Lenny pulls up next to me. I tie up a few buoys up and throw him a line. He secures his boat to mine, comes aboard, gives me a kiss, then heads for the cabin. He tries to raise the lower unit. Again, we hear the motor going, but nothing happens. I tell him my plan to use the release lever, lift the unit manually and tie it up. We both scamper to the stern, one on each swim step. This time he offers to plunge his hand into the cold water to reach the lever. I let him. As he does, I lift the unit. So far so good. I grab the line but we are unable to tie it up. We just can’t get the right angle on it. It’s too heavy for just one person to hold it while the other cuts the net away. Now what?
I tell him I’ll grab my snorkel and mask, hop in my survival suit dive down and cut it out that way.
The look he shot me was priceless, as if to say “there is no way in hell I’m going to sit here and let you get in that icy cold water. “You are not jumping into the water” he says with clear disapproval of my idea. “Lenny, it will be fine. I’ll get in my survival suit and you will be right here if anything happens”. “No” he sighed. “I’ll go.”
He hops back to his boat and emerges a few moments later in his bright orange “Gumby” suit, otherwise known as a survival suit. A survival suit is a type of waterproof dry suit that helps protects from hypothermia in cold water. They typically have built in feet, a hood, and built in gloves. These gloves normally have two fingers and a thumb making dexterity impossible, hence the name “Gumby suit”.
I try not to chuckle as Lenny comes aboard in this bright orange suit, as he is doing me a huge favor. I offer him my mask and snorkel, but it’s too small, he has to do without.

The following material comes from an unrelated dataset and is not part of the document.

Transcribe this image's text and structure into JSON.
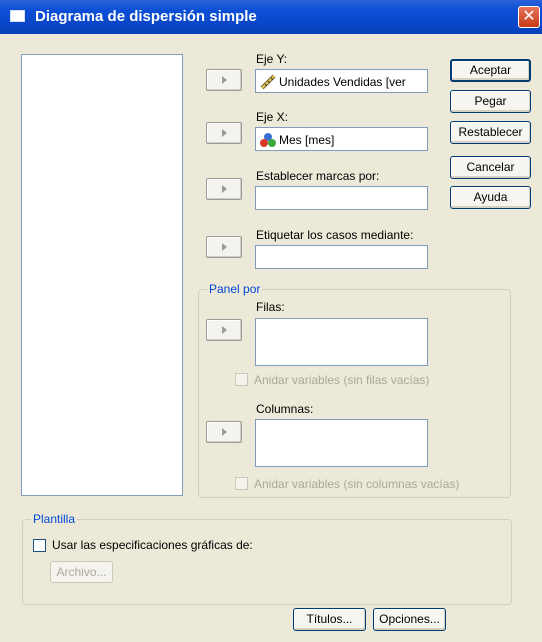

He scurries to the stern and lowers himself down into the water. “Is it cold” I ask, feeling a bit guilty that he is getting in the water instead of me. “What do you think?” was his reply. I hand him the knife. He takes a breath and dives under. His feet pop up and fill with the air in the suit. He comes up with a gasp. His face is already a reddish purple from the cold, and he was only under about 20 seconds. He shoots me a look as he takes another deep breath and dives back down. After a few dives he ends up with a handful of web. I help him aboard and I try the engine. It fires up. I don’t know if he got all the web clear, but he got enough.
I thank him profusely. He stoically says “Ah-huh, you’ll get my bill”. I smile and thank him again. “Thank you, Lenny” I draw out in my cutest sing song voice.
He hops back aboard his boat, unties and pulls away. I get back to business. I suit up in my rain gear and carefully, giving it a wider berth than necessary, I run to the end of my net and pick up.
I wish I could say I learned my lesson that day and never ran over again but I ran it over three more times that season. Having used my one and only get out of jail free card, I had to jump in the water myself to cut it out.